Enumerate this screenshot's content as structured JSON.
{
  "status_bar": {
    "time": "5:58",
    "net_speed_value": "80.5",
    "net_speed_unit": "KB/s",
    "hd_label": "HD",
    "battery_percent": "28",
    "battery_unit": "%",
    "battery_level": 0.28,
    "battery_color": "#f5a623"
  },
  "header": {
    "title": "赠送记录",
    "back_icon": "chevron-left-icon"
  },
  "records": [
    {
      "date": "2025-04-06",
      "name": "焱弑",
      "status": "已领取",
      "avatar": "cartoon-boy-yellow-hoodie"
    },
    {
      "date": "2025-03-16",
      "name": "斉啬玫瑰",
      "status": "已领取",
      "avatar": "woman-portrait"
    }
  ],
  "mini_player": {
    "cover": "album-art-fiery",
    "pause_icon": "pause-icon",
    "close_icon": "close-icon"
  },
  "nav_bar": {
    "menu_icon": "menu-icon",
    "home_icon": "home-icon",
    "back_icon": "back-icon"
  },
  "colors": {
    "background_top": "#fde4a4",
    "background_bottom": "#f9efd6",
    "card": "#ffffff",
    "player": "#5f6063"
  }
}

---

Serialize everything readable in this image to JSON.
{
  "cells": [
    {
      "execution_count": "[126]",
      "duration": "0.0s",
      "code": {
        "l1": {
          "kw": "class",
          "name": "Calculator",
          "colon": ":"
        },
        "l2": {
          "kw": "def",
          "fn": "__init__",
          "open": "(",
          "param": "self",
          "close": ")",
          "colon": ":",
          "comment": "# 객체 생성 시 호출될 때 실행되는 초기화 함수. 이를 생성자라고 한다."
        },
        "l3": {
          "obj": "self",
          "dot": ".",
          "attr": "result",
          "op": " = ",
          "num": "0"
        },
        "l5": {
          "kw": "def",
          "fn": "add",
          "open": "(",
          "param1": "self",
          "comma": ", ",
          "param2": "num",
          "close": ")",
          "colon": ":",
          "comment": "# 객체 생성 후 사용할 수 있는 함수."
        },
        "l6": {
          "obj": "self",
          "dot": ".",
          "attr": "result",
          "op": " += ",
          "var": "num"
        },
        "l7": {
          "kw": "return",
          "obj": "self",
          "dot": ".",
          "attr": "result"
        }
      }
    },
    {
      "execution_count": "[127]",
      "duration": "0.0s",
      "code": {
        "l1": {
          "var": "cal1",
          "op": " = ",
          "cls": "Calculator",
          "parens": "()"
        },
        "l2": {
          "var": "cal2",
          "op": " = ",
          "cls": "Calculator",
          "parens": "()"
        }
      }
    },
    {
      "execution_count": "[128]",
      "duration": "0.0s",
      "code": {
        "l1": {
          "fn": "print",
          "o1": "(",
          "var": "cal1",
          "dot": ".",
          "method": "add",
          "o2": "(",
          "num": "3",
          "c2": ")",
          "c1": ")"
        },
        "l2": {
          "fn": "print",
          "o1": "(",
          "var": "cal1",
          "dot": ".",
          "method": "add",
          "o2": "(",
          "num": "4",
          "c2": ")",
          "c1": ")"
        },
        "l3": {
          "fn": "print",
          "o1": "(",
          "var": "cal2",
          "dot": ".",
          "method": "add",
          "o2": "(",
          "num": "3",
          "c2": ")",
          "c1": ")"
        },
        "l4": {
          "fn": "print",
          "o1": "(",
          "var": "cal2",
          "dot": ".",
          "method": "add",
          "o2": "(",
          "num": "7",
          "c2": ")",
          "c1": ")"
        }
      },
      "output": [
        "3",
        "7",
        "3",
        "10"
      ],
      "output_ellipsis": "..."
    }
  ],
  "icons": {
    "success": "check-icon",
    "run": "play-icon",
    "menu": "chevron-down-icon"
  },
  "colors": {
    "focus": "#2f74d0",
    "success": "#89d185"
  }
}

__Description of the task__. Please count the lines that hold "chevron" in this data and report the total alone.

__Result of the task__. 2